Ontario: The PGT office in this province is part of the Attorney General’s office. As noted earlier in this article, there is recourse available. To contact The Office of the Public Guardian and Trustee of Ontario call 1-800-518-7901.
Quebec: The Curateur public is the equivalent of Public Guardian and trustee, and also can assist and investigate claims of abuse. Once on the site, click “contact” at the top of the page; this will lead you to instructions as to how to report. To contact the Curateur call 1-800-363-9020.
Nova Scotia: In Nova Scotia only the police have the ability to investigate allegations of financial abuse by an individual who holds a POA. It is an offence under the Criminal Code of Canada to abuse powers given under a POA document. However, The Office of the Public Trustee does not have any powers of investigation under these circumstances. Nova Scotia does have Adult Protection Workers who are part of the Department of Health and Wellness, but their mandate covers allegations of physical abuse, not financial. The Adult Protection Act was amended in 2011 to include those who suffer financial abuse, as “an adult in need of protection”, but that section of the legislation was never proclaimed. To contact Public Trustee of Nova Scotia call 1-800-387-6665.
New Brunswick: While that province’s Public Trustee office does not have investigative powers, if possible mismanagement is brought to their attention they will turn the investigation over to the Adult Protection branch of the Department of Social Development. However, if the PT is informed by a care home, for example, that fees are in arrears, they will contact the holder of POA and seek ways to remedy the situation. A new publication, called a Legal Tool Kit for Seniors, provides excellent information on how to prevent possible abuse, and is available on the website. To contact Public Trustee of New Brunswick call 596-453-5369
Newfoundland and Labrador: Under the Provincial Enduring Powers of Attorney Act, any person with an interest in the estate of the donor can make an application to court to have the POA file all of their accounts related to any transactions involving the donor. As well, the Public Trustee may apply to the court to substitute the person named in the POA document for another person if it is in the best interests of the donor. To contact Public Trustee of Newfoundland and Labrador call 709-729-0850
Yukon Territory: The Yukon Territory also has an informative pamphlet on POA and joint bank accounts. Anyone who suspects elder abuse is also advised to contact the Adult Protection unit of Health and Social Services or call 867-456-3946
Northwest Territories: The Public Trustee can receive information from family members or through other avenues (such as banks etc.) about potential misuse of funds by someone holding a POA for an individual. If that happens, the Public Trustee can assess the information, ask for full accounting and proceed to Court action, should it be determined necessary.
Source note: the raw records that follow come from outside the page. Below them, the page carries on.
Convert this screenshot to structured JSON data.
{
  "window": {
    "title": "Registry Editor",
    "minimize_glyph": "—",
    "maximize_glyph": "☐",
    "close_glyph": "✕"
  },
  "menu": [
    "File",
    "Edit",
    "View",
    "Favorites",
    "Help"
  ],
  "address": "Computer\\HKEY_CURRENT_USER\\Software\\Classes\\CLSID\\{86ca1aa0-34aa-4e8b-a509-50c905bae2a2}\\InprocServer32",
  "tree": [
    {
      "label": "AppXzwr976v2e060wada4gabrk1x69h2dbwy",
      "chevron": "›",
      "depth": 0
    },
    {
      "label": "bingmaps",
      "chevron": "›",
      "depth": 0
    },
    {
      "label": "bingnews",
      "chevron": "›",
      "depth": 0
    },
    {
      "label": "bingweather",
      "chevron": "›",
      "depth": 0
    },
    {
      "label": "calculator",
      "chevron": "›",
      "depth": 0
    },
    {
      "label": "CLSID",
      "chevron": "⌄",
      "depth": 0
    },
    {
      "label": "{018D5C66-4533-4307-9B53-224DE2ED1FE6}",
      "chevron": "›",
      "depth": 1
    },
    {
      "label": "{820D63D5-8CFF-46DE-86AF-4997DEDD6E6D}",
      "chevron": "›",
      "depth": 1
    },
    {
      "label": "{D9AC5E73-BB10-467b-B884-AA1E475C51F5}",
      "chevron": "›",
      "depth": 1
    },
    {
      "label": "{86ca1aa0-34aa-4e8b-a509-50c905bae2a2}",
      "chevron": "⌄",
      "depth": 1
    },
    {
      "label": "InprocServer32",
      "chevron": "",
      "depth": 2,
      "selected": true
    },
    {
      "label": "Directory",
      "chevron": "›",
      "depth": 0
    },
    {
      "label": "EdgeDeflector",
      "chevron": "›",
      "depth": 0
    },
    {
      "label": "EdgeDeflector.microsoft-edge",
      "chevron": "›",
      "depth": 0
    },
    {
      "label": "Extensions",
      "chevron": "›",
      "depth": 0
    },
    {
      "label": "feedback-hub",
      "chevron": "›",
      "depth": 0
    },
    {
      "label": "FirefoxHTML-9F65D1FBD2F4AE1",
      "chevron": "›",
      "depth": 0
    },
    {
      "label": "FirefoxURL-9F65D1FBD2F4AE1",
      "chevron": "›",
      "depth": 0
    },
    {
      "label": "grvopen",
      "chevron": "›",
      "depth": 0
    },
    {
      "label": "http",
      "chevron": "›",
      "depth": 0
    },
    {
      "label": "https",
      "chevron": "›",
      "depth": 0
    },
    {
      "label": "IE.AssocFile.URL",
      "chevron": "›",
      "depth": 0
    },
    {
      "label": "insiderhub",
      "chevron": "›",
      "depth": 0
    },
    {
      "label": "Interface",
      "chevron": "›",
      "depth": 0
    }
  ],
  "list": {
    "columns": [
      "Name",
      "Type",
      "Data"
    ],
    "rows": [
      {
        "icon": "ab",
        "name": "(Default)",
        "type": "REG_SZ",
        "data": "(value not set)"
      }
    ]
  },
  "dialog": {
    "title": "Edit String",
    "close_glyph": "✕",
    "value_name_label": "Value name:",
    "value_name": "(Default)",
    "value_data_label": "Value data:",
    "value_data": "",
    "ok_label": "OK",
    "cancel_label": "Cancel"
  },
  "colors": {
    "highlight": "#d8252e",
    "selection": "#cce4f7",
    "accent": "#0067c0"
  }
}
In addition, if any family member feel that inappropriate activity has been undertaken by someone holding a POA, they may proceed to Court action independently of the Public Trustee.
Nunavut: Although no specific information on elder abuse was available, the Community Justice Program has the responsibility to promote community justice, family abuse intervention and victim services development. To contact Community Justice Program send e-mail to [email protected] or call 867-975-6363.